Gunmen who seized a North Korean ship late Monday off the coast of Somalia were overpowered by the crew hours later. As Nick Wadhams reports from Nairobi, the hijacking was the latest incident in what has become an increasingly lucrative business for pirates prowling the waters of the lawless country.
The East African Seafarers' Assistance Program says the hijackers seized the vessel late Monday with two dozen sailors aboard. It said the crew managed to overpower its attackers Tuesday.
Assistance program leader Andrew Mwangura says the hijacking may have been a case of a business deal gone wrong, because those responsible appeared to be associated with the vessel's shipping agent.
He says that the hijackers have extensive knowledge of international shipping law and know that U.S.-led coalition warships in international waters will not reach them.

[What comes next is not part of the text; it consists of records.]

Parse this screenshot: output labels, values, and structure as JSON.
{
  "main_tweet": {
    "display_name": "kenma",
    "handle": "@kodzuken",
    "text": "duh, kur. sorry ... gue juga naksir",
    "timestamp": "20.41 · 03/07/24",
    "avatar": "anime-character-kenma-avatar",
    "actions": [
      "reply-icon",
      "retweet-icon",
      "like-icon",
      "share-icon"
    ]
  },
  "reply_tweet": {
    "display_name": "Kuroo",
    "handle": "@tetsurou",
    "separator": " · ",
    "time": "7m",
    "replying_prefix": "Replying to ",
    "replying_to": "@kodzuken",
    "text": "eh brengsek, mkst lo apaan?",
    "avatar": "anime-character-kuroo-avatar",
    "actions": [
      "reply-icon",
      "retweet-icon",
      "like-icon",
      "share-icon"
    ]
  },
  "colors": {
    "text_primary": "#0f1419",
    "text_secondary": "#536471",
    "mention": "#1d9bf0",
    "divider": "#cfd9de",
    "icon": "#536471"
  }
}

"According to the information these are not pirates, but these are the security guards hired by the local agents of the ship," said Mwangura. "So we think this might be business gone sour. You know there are these weak international laws and you know these gunmen, they are clever and they know much about international laws and some of them have a military background."
The seizure of the vessel was only the latest this year. The International Maritime Bureau says there have been at least 26 reported hijackings off the Somali coast in 2007 and several boats in the region are currently being held by gunmen. The real number is likely to be higher because some hijackings go unreported.
Officials and experts say that seizing the boats is a lucrative business for the hijackers. Ransom is often paid to win the release of the ships and their crews.
Somalia has been without an effective government since 1991, meaning there is no one from the national government patrolling its territorial waters.
An analyst with the International Maritime Bureau, Cyrus Nody, tells VOA the pirates are in little danger of getting nabbed unless coalition forces intervene, which is rare.
"That is one of the biggest reasons why the pirates have a free hand pretty much doing whatever they want along the coastline," said Nody. "At this point of time, for hijackings Somalia is a very very dangerous place. Hijacking for them is an easy source of money more than anything else. What exactly happens to the money after it has been paid is extremely debatable."
The U.S. Navy said coalition forces patrolling the Red Sea region had opened fire on pirates who seized a chemical tanker on Sunday, destroying speedboats the hijackers typically use in their raids.
Vessels often have little choice but to pass along the Somali coast, which sits along an important shipping route between the Red Sea and the Indian Ocean. Boats are urged to stay 200 nautical miles from the coast, but many drift closer. The area has also been plagued by illegal fishing.
The problem of piracy off Somalia has gotten so bad that the U.N. Security Council has urged member nations to be vigilant and protect merchant ships and U.N. agencies transporting humanitarian goods through the area.